Jefferson hosts math competition for middle school students


Jefferson students host a math competition for talented middle school students interested in math.

Archis Bhandarkar and Akhil Waghmare

Except for the clitter-clattering of TI-83 buttons and the steady scratching of pencils against paper, a silence pervaded the atmosphere.  To be sure, you can expect such intense concentration at Jefferson’s largest middle school outreach program, the annual TJ Intermediate Math Open (TJIMO).

After all, the stakes were high: only 35 grueling math problems separated the over 200 middle school students who participated in the TJIMO on November 9 from sweet victory and recognition.

“There are those who really want to win, and try their hardest in all stages of the competition,” junior Rishub Jain said. “I believe there is an intense competition between these people, because their primary goal is to win the first place trophy.”

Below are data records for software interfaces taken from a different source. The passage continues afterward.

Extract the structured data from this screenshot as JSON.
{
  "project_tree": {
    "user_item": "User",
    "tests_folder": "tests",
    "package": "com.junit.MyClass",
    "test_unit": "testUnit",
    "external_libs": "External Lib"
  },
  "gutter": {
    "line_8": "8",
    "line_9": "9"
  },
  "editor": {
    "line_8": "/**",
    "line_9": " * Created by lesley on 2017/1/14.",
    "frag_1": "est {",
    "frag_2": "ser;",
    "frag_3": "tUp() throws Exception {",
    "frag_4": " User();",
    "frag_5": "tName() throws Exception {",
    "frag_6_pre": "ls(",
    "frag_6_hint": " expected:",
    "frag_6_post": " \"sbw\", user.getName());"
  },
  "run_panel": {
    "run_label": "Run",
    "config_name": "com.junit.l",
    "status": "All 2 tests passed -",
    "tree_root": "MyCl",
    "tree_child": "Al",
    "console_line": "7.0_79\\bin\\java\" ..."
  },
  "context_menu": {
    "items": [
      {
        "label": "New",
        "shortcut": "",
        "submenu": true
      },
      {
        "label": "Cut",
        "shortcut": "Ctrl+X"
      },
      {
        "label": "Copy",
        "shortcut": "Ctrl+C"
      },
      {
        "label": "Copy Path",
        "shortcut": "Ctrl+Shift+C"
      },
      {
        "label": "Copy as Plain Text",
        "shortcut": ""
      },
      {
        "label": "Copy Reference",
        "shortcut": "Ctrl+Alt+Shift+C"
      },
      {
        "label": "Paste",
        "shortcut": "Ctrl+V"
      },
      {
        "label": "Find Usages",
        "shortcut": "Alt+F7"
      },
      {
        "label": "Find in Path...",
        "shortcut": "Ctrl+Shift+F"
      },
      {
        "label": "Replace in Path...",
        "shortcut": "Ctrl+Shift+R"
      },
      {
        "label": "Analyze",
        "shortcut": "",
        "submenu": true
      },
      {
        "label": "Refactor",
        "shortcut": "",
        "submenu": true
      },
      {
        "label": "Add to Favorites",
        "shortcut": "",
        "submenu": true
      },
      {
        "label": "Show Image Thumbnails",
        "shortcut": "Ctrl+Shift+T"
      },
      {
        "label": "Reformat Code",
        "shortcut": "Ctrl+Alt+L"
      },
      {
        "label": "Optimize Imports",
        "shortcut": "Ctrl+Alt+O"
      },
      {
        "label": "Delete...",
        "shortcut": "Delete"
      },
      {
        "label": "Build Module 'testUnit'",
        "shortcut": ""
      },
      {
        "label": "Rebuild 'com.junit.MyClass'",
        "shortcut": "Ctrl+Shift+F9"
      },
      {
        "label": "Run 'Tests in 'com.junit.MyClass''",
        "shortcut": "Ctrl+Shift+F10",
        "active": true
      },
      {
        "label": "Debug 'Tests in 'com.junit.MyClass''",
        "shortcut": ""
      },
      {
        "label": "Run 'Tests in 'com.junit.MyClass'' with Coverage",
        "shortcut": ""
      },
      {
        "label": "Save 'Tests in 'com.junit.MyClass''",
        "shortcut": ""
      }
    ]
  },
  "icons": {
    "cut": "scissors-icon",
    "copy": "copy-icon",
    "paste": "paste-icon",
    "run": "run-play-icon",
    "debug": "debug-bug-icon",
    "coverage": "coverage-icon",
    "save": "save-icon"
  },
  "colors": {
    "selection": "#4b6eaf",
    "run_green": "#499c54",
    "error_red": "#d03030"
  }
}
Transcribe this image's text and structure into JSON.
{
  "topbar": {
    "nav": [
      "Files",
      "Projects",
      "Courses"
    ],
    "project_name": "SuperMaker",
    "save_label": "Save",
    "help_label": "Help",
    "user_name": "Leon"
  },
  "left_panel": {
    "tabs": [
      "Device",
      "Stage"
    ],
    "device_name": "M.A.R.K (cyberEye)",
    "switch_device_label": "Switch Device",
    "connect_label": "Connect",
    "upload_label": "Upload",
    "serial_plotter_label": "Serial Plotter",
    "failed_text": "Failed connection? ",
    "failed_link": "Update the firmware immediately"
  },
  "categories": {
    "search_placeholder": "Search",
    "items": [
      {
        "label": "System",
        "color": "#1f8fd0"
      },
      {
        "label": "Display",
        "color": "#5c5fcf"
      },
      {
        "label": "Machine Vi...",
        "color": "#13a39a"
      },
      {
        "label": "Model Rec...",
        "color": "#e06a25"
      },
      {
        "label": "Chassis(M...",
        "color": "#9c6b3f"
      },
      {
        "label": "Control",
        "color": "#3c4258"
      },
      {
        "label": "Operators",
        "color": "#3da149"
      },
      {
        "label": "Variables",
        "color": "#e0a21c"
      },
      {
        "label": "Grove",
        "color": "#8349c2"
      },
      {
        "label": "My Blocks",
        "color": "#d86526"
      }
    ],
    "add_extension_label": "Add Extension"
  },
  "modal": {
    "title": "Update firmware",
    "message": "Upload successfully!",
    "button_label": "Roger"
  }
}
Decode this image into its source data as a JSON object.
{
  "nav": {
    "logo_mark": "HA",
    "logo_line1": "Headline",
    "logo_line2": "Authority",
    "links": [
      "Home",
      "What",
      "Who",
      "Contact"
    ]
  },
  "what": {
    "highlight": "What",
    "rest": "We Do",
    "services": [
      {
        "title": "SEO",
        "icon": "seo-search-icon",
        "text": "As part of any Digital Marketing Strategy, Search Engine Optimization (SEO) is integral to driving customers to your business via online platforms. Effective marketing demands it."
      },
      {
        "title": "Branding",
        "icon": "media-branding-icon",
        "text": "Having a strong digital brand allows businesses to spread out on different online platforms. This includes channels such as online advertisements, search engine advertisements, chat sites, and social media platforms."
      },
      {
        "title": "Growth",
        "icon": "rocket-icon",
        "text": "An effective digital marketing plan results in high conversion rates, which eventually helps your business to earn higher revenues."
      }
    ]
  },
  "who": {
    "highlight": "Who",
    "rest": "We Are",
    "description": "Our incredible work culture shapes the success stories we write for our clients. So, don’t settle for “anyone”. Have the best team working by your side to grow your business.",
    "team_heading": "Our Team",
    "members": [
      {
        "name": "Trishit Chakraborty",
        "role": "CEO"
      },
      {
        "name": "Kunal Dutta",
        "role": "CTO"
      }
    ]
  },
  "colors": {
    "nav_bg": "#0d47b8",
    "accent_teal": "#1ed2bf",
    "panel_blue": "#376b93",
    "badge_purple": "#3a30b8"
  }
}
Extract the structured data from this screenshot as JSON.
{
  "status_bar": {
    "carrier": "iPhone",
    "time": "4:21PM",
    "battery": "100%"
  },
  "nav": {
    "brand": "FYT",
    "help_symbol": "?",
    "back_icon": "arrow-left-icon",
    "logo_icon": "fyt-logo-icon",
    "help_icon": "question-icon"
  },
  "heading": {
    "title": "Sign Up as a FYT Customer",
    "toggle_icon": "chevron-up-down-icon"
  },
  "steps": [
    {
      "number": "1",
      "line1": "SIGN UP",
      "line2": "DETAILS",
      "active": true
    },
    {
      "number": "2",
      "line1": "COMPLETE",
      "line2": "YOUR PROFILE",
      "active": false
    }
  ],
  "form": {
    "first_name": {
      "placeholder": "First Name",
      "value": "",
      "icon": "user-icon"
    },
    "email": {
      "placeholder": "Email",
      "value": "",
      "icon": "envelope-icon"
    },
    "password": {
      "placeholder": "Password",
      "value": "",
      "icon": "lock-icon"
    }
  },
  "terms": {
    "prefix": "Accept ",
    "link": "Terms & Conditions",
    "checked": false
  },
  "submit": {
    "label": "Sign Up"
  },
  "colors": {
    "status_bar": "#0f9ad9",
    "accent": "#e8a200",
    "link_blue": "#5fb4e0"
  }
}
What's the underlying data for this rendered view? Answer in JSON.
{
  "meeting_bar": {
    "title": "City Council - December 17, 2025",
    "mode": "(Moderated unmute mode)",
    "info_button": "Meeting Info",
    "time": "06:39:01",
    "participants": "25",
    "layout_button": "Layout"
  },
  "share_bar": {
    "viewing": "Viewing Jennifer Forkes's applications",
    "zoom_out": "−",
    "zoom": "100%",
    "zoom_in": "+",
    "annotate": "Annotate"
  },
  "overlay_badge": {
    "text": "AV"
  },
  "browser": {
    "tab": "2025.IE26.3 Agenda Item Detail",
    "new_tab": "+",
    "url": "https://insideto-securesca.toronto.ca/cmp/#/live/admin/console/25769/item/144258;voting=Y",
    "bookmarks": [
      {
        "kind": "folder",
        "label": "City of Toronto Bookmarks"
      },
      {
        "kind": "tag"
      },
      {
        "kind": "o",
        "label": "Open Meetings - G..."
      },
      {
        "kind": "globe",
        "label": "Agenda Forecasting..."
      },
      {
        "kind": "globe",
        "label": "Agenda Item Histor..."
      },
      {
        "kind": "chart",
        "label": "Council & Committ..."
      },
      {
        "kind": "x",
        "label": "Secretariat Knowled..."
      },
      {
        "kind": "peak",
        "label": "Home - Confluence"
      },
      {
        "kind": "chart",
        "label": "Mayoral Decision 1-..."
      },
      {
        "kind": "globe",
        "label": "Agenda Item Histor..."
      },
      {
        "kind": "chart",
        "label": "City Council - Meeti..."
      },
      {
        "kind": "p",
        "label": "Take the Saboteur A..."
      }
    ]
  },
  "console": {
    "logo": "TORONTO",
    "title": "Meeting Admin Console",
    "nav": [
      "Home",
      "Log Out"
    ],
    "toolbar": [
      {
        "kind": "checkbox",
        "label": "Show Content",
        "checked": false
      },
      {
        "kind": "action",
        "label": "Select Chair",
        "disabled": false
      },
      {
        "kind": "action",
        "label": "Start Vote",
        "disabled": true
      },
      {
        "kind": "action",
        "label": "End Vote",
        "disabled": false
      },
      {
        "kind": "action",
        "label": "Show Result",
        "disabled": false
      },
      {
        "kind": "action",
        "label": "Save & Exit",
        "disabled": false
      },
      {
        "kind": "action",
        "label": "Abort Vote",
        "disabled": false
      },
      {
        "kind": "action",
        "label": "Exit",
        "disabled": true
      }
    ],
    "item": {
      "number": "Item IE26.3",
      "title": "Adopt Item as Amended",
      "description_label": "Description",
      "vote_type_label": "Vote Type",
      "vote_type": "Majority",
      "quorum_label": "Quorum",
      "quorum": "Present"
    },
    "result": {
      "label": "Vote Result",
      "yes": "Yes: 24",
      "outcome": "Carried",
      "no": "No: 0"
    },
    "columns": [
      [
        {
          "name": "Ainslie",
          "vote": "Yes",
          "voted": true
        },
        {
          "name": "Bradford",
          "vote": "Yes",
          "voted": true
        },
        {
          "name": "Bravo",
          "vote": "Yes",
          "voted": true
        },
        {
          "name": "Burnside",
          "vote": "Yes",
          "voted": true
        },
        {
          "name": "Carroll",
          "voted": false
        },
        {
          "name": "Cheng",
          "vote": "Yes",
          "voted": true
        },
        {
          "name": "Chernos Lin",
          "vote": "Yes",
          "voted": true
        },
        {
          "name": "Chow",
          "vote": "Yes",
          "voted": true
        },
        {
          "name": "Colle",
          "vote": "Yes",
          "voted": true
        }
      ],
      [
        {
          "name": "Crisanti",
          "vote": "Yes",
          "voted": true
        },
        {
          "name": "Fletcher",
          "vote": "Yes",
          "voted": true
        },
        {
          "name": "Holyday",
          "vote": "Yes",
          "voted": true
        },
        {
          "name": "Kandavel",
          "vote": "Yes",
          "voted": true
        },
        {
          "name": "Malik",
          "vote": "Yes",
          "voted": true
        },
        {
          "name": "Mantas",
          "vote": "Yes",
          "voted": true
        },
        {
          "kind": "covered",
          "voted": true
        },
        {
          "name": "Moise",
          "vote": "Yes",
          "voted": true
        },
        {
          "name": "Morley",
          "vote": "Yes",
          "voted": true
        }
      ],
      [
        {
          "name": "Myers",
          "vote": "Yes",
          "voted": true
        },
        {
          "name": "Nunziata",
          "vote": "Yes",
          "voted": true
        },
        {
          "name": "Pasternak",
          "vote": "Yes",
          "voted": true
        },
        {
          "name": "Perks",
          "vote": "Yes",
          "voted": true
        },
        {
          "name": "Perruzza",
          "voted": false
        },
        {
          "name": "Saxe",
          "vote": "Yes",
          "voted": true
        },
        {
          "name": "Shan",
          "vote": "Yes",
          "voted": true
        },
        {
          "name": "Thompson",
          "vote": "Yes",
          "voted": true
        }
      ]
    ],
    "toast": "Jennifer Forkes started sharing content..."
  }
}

The TJIMO is completely written by students from Jefferson’s own Varsity Math Team. The competition itself was engineered to challenge mathematically-talented Northern Virginia middle school students, representing Rocky Run, Rachel Carson and Longfellow middle schools amongst others. Usually held at Jefferson, the competition took place at Glasgow Middle School due to the renovations.

While the competition itself was challenging for many a middle school math enthusiast, so too was making sure things ran smoothly throughout the day. Running the TJIMO and all its different rounds required the coordinated efforts of the math team officers, student coaches and parent/faculty volunteers.

“It was a rewarding and enjoyable experience to coach middle school students during TJIMO,” junior student coach Sushruth Reddy said. “Although many of the kids were reluctant at first, by the end of the day, everyone had experienced a great deal of fun, including the coaches.”

Despite all the hard work that goes into the competition, the student volunteers enjoyed themselves. Some coaches even learned a thing or two for themselves.

“Having taught math to middle school students, I have discovered that beauty and elegance can truly be found in all levels of mathematics, regardless of one’s current mathematical ability,”  senior student coach Rohan Banerjee said.

Thankfully to all those who pitched in, the TJIMO turned out to be a grand success in the end. Twelve different individual round winners and the top three teams were announced. Eighth grader William Sun from Longfellow was crowned as the top individual scorer.

“When the power went out during the Guts Round, I was initially quite surprised and a bit concerned,” said Banerjee. “However, I knew that the VMT officers and sponsors were capable enough to continue the round regardless of the power failure.”

Overall, the TJIMO was truly a great time for middle school students and Jefferson math lovers to come together and solve some interesting math problems, like finding the surface area of the tetrahedron formed by the three-dimensional coordinates (2012, 2013, 2014), (2013, 2014, 2012), (2012, 2014, 2013), and (2014, 2012, 2013). Even the coaches had to think for a bit when they saw this one.

“That was a hard problem,” said Reddy. “You’ve just got to love tetrahedral barycentric coordinates.”